BEGIN Data records

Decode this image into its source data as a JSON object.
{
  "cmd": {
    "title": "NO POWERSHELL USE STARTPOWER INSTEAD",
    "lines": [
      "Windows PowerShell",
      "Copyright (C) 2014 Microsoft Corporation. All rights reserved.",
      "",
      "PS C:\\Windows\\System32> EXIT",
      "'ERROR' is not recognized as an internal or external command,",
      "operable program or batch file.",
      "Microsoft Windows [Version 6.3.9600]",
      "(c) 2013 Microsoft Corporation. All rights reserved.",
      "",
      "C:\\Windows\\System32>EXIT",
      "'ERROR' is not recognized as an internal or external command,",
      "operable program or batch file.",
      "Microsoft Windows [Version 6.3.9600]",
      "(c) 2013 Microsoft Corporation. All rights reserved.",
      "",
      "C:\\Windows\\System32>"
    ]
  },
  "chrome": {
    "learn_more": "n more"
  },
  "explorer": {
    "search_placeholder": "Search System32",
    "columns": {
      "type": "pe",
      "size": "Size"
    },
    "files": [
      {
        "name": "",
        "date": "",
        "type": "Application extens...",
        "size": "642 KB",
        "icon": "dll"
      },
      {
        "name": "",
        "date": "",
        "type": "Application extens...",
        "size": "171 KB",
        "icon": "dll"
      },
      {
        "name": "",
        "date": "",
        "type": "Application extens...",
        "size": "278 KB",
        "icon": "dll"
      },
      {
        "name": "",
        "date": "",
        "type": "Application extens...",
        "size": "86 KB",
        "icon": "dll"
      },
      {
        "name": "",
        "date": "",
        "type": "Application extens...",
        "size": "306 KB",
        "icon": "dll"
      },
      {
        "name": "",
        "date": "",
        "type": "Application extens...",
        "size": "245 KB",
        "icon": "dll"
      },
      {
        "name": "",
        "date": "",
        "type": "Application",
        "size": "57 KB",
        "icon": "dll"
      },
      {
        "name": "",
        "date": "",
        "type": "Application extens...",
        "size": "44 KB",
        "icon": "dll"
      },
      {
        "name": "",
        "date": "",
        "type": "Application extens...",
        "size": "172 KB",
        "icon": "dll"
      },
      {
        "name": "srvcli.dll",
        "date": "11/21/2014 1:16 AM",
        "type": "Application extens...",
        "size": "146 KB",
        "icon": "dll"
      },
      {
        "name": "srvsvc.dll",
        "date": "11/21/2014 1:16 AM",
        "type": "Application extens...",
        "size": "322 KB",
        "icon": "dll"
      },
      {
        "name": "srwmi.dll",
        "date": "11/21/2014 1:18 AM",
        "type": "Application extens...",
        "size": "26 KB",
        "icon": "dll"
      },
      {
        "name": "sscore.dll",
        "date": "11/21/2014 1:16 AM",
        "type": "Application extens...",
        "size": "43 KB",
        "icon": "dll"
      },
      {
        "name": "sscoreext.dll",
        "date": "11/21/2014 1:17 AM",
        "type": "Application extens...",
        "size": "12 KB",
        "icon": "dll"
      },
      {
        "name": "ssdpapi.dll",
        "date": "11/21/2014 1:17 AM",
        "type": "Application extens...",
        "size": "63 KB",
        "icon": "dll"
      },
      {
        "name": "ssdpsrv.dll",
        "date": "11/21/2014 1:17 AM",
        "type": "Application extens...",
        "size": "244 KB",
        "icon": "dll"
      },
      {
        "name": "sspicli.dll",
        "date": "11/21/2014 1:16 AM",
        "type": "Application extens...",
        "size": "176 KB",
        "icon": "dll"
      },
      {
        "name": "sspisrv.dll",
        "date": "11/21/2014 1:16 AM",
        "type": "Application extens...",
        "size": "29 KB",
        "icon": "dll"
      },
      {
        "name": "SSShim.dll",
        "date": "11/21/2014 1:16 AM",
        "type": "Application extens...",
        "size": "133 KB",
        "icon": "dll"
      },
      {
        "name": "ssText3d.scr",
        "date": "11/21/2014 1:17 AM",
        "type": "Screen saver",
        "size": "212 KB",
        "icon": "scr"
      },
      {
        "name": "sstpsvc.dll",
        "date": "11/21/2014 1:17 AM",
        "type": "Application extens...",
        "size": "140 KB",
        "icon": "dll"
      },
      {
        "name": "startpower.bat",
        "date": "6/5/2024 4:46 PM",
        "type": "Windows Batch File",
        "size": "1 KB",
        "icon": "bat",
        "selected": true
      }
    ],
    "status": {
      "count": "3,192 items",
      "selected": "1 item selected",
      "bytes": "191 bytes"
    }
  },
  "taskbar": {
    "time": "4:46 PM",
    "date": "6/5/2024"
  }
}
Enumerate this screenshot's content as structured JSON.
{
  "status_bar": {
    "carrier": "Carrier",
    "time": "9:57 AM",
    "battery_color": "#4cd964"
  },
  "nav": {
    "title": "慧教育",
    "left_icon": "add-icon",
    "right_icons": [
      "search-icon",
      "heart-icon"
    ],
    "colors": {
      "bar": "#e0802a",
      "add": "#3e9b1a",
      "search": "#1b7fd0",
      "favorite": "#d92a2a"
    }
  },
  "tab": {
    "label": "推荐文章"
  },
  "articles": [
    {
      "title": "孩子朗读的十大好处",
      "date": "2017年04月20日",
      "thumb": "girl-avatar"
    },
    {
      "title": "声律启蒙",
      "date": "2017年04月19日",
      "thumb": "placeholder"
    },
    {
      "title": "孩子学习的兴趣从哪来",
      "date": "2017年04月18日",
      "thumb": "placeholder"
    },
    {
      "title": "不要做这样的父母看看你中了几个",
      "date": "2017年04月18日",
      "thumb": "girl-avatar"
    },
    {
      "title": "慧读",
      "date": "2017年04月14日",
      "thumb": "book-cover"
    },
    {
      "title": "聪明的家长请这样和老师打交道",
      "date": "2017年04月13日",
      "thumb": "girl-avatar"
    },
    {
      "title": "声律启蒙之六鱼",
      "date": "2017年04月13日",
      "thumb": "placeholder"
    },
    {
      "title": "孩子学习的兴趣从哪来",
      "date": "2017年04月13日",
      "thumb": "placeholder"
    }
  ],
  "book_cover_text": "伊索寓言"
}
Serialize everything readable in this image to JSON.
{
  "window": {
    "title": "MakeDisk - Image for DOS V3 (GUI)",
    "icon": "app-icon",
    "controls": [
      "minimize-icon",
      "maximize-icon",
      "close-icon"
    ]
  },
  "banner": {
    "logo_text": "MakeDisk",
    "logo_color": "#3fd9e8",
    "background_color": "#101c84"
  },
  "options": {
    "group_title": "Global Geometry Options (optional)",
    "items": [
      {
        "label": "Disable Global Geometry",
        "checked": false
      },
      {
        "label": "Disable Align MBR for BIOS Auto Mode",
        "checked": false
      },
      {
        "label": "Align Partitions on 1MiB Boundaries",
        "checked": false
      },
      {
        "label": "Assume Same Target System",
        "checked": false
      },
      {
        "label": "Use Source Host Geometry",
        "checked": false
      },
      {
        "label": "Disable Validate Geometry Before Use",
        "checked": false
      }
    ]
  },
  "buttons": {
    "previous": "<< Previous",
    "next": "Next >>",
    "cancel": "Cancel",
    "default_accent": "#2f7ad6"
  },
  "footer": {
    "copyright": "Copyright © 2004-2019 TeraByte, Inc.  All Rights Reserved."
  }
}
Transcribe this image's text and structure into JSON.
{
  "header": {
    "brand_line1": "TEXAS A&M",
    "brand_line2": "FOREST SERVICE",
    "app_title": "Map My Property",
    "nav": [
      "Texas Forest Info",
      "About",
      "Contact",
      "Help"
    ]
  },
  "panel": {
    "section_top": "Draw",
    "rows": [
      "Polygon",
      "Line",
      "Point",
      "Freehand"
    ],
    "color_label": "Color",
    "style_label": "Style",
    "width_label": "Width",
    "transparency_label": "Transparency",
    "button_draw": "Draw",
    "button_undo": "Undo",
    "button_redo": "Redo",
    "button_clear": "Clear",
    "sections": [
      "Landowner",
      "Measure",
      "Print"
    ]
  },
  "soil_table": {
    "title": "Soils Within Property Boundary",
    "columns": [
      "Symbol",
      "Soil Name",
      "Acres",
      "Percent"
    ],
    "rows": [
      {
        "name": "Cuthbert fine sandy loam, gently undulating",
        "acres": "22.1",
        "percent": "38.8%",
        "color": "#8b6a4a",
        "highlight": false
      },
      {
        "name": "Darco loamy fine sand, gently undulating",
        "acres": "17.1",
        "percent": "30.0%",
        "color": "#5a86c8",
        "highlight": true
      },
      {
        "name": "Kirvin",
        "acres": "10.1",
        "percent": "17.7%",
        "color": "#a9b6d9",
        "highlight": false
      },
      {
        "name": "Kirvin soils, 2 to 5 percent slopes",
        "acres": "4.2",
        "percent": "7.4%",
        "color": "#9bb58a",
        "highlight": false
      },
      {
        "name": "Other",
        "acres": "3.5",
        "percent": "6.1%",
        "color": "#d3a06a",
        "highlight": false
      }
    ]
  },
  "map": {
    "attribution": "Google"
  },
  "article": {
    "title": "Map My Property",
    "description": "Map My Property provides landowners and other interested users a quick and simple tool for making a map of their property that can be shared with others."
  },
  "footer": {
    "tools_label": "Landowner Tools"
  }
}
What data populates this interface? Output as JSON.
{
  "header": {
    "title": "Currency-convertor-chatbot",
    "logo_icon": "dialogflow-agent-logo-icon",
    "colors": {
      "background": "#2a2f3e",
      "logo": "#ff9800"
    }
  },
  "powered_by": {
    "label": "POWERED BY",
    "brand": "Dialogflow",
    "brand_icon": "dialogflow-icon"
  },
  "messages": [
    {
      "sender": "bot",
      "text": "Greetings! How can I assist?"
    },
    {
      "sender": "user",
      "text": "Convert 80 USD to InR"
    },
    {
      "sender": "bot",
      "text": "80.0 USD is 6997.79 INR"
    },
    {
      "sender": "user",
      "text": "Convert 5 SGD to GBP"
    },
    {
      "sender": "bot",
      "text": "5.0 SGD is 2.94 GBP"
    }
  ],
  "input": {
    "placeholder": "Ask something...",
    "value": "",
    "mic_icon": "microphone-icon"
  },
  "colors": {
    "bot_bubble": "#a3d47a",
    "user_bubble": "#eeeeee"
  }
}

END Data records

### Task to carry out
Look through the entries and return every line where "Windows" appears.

### Your response
      "Windows PowerShell",
      "PS C:\\Windows\\System32> EXIT",
      "Microsoft Windows [Version 6.3.9600]",
      "C:\\Windows\\System32>EXIT",
      "Microsoft Windows [Version 6.3.9600]",
      "C:\\Windows\\System32>"
        "type": "Windows Batch File",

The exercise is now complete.